The aquaponics project will be completed by late August, when 16 Pacific Island leaders will view and take notes in case they want to start up similar projects in their countries.
The project had funding from the NZaid programme and the International Development Group, under New Zealand’s Ministry of Foreign Affairs and Trade. The Pacific Business Mentors Programme will be involved in the running of the venture.
Use reusable bags!
Brothers TJ (4) and Olive (7) show off the Sustainable Land Management-donated reusable bags their grandmother Mama Isaia Willie is selling for $1 apiece at her Tupapa shop Ngatipa. /
In the spirit of National Environment Week, the National Environment Service (NES) is encouraging people to tote their groceries in reusable bags.
Two shop owners have been obliging and on board with NES’ efforts to phase out plastic bags for months now, and in return have received 100 reusable bags apiece to sell to customers.
As part of NES’ ‘Say Yes to Reusable Bags’ campaign, the Sustainable Land Management purchased 200 reusable bags, which were equally parcelled between Ngatipa Store in Tupapa and Rite Price Store in Arorangi.
”Both have been very helpful with our past campaigns on this so we felt they would do well in taking in a step further,“ said NES’ Deyna Marsh.
”We have supplied them with 100 reusable bags so far to give out to their customers and will be asking those regulars to return with their bags, etc. As with other bags like these, they may sell them for a $1 with the money going back for their efforts.“
This week, choose reusable bags and say no to plastic.
Turtle research reinforcements
Nerissa with a failed green turtle egg on Palmerston atoll.
Phil and Nerissa taking time out at Tom’s Motu off Palmerston atoll. ALL PHOTOS TINA WEIER

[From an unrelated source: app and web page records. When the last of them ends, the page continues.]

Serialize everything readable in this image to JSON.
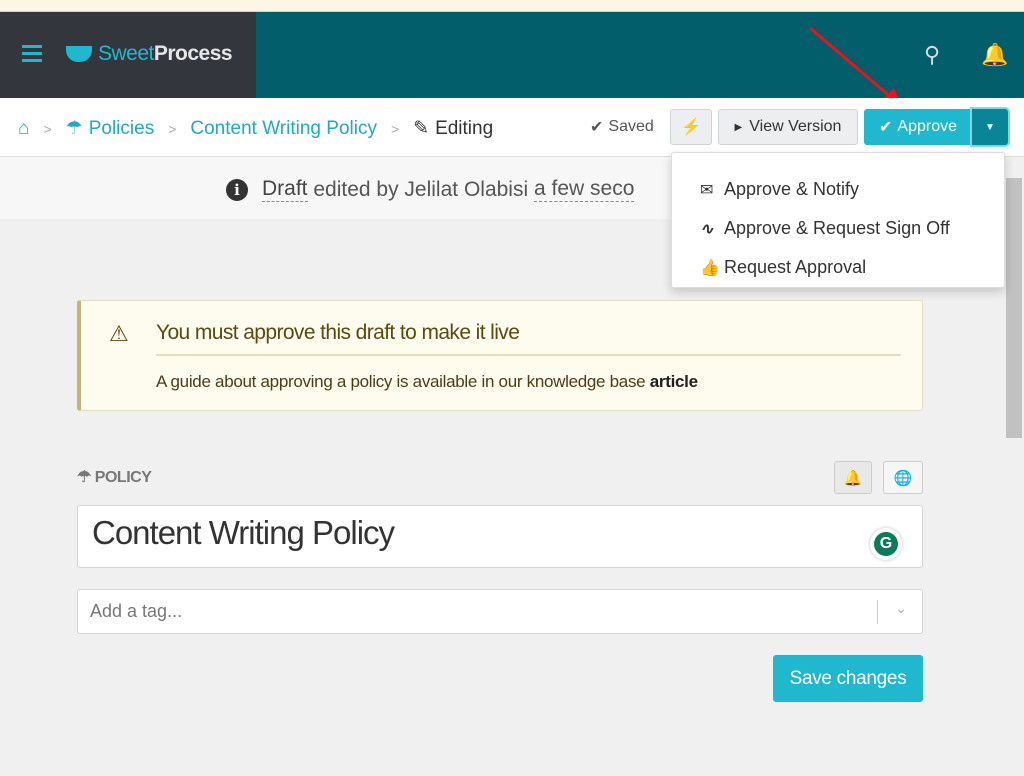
{
  "header": {
    "logo_part1": "Sweet",
    "logo_part2": "Process"
  },
  "breadcrumb": {
    "items": [
      "Policies",
      "Content Writing Policy"
    ],
    "current": "Editing"
  },
  "toolbar": {
    "saved": "Saved",
    "view_version": "View Version",
    "approve": "Approve"
  },
  "info": {
    "draft": "Draft",
    "edited_by": "edited by Jelilat Olabisi",
    "time": "a few seco"
  },
  "approve_menu": {
    "items": [
      {
        "icon": "envelope-icon",
        "label": "Approve & Notify"
      },
      {
        "icon": "signature-icon",
        "label": "Approve & Request Sign Off"
      },
      {
        "icon": "thumbs-up-icon",
        "label": "Request Approval"
      }
    ]
  },
  "alert": {
    "title": "You must approve this draft to make it live",
    "body": "A guide about approving a policy is available in our knowledge base",
    "link": "article"
  },
  "policy": {
    "label": "POLICY",
    "title": "Content Writing Policy",
    "tag_placeholder": "Add a tag...",
    "save": "Save changes"
  },
  "colors": {
    "header_teal": "#025e6b",
    "brand_dark": "#33373d",
    "accent": "#1fb8cf",
    "annotation_arrow": "#e8141a"
  }
}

Fresh off of their Palmerston sea turtle research expedition, the Cook Islands Turtle Project (CITP) – a project of Pacific Islands Conservation Initiative (PICI) – is excited to welcome two new volunteers to the team.
Phil and Nerissa Bradshaw have come on board to run sea turtle research for the southern group – and they’ve got a great head start.
The couple, who met doing turtle work and later married, landed in the country only four days before sailing off to participate in the Palmerston expedition, where they added green sea turtle (Chelonia mydas) research to their CVs.
Phil has signed on as CITP’s project scientist and programme administrator. He holds a MSc in conservation and biodiversity from Exeter University in the United Kingdom and has over a decade of marine turtle work under his belt.
He’s managed the two most important loggerhead sea turtle (Caretta caretta) nesting beaches in the Mediterranean and has worked on a total of four species of sea turtles in three different countries.
Nerissa whet her sea turtle research whistle on the beaches of Zakynthos, Greece, where she spent three years training volunteers to identify tracks, tag turtles and excavate nests. Together, they moved on to the Cape Verde Islands where they spent considerable time working with locals and protecting turtles from hunters, as well as carrying out important nesting surveys.
Having recently landed in the Cooks, the Bradshaws say they’re thrilled to join CITP.
Together with sea turtle researcher Dr Michael White, they will work hard to update the status of sea turtles in the Cook Islands. Heading north soon, Dr White will again base himself on Penrhyn, where he found an estimated 500 nests last year on a single motu. The addition of Phil and Nerissa allows Dr White to focus on the remote northern group, where he believes the majority of sea turtle nesting occurs.
Very little research on sea turtles was done in the Cooks prior to Dr White’s arrival in 2009, apart from a single survey by the Centre for Cetacean Research in 2001.
Since then, under the leadership of Dr White, CITP has confirmed green sea turtle nesting on many of islands in the Cooks, but has yet to confirm nesting of the critically endangered Hawksbill sea turtle (Eretmochelys imbricata). With two new skilled pairs of hands on board, the turtle researchers are excited to continue searching.
This week, Phil and Nerissa will be excavating nests on Mauke alongside environment officer Basilio Kaokao, who reported both turtle tracks and the sightings of two distinctively colored turtles emerging to lay eggs on Mauke’s southern shores in February of this year.